= Extracted records =

= = = = =

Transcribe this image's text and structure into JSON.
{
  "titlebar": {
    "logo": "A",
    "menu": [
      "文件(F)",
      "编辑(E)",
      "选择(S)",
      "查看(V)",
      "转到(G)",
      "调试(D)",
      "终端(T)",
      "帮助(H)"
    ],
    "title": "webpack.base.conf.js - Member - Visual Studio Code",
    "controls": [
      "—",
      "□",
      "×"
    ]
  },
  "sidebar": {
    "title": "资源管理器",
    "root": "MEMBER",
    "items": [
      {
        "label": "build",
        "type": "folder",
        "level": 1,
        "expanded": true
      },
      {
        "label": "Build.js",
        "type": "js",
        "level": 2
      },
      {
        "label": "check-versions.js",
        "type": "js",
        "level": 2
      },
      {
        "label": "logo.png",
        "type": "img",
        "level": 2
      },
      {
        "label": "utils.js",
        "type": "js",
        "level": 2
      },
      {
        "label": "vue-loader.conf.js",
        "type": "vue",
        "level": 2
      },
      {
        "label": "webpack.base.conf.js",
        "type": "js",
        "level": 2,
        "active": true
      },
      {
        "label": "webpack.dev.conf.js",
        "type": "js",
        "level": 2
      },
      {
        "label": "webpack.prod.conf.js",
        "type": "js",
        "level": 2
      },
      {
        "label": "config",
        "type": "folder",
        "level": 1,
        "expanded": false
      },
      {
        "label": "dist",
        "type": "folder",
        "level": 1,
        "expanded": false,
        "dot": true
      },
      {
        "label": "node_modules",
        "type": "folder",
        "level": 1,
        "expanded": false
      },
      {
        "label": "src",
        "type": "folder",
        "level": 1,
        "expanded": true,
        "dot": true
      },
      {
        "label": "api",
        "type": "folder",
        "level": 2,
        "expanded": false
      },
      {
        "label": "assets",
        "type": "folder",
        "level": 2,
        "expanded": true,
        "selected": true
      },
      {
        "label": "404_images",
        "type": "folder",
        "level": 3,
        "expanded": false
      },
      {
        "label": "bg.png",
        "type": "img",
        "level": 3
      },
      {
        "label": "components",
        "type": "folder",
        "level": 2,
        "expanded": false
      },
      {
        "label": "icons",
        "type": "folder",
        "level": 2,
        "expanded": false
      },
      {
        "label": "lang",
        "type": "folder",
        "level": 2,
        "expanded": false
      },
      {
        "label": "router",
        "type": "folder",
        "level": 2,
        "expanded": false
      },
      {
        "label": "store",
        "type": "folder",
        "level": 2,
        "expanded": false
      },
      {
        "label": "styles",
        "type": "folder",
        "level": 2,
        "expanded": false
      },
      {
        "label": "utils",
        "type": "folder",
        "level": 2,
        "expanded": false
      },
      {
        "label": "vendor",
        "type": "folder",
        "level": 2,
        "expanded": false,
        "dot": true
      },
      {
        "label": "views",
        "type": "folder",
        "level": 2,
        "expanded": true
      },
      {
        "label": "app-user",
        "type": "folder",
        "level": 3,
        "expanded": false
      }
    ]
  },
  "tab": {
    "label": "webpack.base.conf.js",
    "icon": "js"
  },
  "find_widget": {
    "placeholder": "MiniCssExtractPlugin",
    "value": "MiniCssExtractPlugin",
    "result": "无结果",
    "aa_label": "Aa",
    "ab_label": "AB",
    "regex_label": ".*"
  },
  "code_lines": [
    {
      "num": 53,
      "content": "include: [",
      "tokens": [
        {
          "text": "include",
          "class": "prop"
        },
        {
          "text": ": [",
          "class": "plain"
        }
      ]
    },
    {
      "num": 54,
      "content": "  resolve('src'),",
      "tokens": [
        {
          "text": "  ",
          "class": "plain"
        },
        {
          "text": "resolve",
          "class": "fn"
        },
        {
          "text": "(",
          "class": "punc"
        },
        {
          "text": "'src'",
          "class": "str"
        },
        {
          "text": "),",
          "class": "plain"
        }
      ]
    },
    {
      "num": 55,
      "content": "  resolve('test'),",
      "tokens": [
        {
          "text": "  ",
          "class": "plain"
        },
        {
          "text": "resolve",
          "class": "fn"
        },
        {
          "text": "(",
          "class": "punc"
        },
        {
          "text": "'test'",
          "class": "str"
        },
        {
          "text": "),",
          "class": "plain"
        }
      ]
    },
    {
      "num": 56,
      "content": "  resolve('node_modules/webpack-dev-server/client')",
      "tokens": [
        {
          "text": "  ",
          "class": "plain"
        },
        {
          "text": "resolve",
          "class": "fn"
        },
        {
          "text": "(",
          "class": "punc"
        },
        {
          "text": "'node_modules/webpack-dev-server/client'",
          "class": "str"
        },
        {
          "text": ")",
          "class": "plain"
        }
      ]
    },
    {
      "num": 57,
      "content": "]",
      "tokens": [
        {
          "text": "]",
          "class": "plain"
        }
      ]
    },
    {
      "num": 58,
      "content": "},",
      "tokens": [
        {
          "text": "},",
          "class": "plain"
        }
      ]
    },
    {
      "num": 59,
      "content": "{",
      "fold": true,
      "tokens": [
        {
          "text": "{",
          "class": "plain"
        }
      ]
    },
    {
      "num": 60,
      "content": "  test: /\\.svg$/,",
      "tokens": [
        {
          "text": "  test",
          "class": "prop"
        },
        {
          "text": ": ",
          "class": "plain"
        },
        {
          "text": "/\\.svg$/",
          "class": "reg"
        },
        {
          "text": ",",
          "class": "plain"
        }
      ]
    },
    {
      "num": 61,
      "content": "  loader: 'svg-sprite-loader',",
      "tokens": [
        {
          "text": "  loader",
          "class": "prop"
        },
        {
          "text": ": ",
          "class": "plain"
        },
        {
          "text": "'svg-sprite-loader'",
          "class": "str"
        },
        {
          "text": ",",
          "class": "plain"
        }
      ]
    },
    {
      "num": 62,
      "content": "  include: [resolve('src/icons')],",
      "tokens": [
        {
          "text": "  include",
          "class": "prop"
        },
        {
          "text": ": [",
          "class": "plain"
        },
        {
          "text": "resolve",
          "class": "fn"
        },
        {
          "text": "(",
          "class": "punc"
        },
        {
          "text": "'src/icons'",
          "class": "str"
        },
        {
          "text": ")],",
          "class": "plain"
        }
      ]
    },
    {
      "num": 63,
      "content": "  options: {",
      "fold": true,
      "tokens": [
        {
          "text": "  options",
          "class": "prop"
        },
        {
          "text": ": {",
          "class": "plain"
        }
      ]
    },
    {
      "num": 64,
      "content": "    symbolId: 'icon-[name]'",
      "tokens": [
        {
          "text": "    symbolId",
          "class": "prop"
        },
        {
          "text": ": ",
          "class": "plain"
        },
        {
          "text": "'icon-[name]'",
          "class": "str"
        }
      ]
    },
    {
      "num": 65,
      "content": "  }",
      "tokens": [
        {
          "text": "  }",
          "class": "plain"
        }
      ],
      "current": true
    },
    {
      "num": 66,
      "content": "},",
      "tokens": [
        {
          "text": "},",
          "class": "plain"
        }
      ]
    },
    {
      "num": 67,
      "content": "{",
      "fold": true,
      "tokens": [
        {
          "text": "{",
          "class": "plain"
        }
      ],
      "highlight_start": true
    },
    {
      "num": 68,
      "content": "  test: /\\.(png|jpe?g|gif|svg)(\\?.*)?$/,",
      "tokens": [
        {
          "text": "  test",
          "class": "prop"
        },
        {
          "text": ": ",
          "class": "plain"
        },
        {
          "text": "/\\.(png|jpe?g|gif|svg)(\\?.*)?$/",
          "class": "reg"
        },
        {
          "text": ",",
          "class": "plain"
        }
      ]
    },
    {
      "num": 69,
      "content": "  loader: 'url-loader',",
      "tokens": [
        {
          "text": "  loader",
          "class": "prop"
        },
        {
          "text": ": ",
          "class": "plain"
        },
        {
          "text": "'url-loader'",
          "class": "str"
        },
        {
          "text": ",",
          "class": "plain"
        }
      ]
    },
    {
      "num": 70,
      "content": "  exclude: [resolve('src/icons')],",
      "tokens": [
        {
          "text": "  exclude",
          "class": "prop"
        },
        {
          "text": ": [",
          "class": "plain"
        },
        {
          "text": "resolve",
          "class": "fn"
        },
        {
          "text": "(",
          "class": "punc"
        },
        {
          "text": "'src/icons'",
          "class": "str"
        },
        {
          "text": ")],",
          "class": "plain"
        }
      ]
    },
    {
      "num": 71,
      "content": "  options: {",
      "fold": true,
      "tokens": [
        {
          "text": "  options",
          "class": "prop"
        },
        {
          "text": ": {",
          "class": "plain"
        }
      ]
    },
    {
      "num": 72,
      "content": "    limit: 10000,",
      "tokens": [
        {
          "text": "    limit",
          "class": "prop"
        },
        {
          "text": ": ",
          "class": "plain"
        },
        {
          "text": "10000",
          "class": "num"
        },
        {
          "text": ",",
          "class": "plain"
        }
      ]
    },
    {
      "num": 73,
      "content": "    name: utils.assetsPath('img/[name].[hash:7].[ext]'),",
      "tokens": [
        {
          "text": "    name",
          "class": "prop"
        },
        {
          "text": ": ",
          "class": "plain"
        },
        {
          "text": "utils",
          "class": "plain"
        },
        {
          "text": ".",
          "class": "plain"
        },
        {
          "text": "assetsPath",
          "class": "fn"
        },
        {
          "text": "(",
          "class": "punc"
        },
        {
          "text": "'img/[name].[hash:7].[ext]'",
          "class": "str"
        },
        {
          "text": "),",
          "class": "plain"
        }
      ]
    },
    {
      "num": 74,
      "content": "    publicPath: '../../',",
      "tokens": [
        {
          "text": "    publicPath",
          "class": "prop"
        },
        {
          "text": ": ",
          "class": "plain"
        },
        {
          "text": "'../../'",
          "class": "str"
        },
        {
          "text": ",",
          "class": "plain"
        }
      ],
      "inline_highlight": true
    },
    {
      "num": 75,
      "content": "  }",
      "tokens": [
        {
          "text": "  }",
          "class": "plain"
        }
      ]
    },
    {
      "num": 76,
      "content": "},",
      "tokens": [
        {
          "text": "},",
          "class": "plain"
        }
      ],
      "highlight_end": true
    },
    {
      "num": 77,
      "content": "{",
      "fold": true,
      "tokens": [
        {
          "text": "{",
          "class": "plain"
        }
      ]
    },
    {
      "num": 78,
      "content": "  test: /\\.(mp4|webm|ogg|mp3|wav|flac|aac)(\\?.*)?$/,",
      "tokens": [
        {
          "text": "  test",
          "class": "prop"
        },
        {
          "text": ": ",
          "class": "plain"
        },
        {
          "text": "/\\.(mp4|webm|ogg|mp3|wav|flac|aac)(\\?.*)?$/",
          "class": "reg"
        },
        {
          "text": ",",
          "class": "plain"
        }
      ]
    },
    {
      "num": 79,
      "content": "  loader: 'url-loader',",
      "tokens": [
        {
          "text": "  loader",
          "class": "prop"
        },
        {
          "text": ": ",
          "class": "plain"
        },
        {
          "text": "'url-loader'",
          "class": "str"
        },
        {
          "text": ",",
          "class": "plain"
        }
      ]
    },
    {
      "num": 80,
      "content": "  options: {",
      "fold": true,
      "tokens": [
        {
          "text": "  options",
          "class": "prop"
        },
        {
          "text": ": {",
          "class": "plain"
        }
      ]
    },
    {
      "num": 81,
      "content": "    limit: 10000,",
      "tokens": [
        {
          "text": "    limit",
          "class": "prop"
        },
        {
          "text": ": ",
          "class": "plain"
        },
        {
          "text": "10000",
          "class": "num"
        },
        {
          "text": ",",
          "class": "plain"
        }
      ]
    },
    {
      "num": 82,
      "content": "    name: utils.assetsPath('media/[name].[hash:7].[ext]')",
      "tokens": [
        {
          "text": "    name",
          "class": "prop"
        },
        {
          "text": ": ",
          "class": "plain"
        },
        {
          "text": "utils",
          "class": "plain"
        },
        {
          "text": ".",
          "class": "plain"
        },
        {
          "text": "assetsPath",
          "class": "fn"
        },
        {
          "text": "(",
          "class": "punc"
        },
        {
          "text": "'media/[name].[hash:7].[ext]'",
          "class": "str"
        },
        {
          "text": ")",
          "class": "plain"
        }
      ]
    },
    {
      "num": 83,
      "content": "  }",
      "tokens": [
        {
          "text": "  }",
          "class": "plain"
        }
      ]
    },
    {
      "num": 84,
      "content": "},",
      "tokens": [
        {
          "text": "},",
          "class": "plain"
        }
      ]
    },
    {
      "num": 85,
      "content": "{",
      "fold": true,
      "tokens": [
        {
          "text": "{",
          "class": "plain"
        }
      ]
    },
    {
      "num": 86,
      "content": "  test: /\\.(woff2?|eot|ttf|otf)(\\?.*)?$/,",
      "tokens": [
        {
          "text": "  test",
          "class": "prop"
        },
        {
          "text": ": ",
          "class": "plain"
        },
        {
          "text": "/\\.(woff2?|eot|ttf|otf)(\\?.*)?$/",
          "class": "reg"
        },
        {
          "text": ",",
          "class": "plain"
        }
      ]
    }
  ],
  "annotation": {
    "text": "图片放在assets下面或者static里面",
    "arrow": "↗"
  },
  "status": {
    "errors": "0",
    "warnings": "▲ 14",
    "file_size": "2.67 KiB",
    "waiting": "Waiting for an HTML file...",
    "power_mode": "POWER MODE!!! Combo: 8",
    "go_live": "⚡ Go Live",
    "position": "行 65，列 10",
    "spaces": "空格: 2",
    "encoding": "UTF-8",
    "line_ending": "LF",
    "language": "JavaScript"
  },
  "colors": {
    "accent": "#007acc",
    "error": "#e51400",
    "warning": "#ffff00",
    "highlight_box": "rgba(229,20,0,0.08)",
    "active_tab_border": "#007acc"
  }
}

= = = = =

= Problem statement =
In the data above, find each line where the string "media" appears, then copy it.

= Your response =
      "content": "    name: utils.assetsPath('media/[name].[hash:7].[ext]')",
          "text": "'media/[name].[hash:7].[ext]'",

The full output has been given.